Now here is where the argument starts to break down or at least become more complex. You see I have been paid to write reviews. I'm talking pre-ebooks, before self publishing became at least semi-respectable (I'm sure one day we will achieve complete respectability...) and back in the 1990s when I used to review traditionally published books for a national magazine - the sort you could (and still can) buy in WH Smiths and larger newsagents. There was a book section that carried reviews and my reviews were in there. I was paid £15 per review by the magazine regardless of length and the books came via the person who was the overall editor of the book review pages. I had a choice whether or not to accept the book on offer and while I never actually asked the question, I do wonder that if I had written negative reviews, whether I would have been given any more books.

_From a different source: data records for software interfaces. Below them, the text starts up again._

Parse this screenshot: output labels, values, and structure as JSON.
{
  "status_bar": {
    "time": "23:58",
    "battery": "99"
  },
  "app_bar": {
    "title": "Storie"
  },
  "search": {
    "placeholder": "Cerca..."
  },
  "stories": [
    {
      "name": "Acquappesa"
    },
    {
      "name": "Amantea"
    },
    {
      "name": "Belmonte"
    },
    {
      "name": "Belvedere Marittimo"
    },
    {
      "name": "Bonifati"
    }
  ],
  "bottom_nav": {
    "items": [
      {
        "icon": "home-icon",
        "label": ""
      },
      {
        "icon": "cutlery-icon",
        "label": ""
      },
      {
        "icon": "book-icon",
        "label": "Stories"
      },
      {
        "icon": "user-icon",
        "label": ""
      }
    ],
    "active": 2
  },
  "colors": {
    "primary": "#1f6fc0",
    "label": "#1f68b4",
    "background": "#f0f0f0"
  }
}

I don't write bad reviews often. I'm more inclined to skip the book - after all, why would I want to waste my precious time reading a book I'm not enjoying? But I do very occasionally give 2* and 3* reviews on goodreads and amazon, although these are usually for traditionally-published books. Even so, they are, I hope, constructive, fair and balanced reviews. I work on the theory that I myself would not have an issue with a bad review of my books, so long as the reviewer had clearly read the book and at least tried to explain what they didn't like. I have a stunningly bad 1* review on goodreads of which I'm really rather proud - the reader hated my book so much that I'm impressed to have elicited such a strong emotional response.
So is it right to accept payment for a review (other than a free copy of the book)? I'm inclined to say no, but then there are people who clearly make a living out of reviewing things - do the media critics who review theatre and films for the Guardian or the Sunday Times really not get paid? Or is the issue actually with the person who pays - it's an acceptable practice as long as it isn't the author who is paying? Maybe the problem is in the soliciting of the review, rather than the writing.
Amazon and other online review sites are already losing credibility. Too many 5* reviews from friends and family, too many 1* reviews from competitors or people with an axe to grind. At some point, it will blow up in our faces as indie authors. Maybe we really do need to be pushing the independent review sites like Indie Ebook Review and others.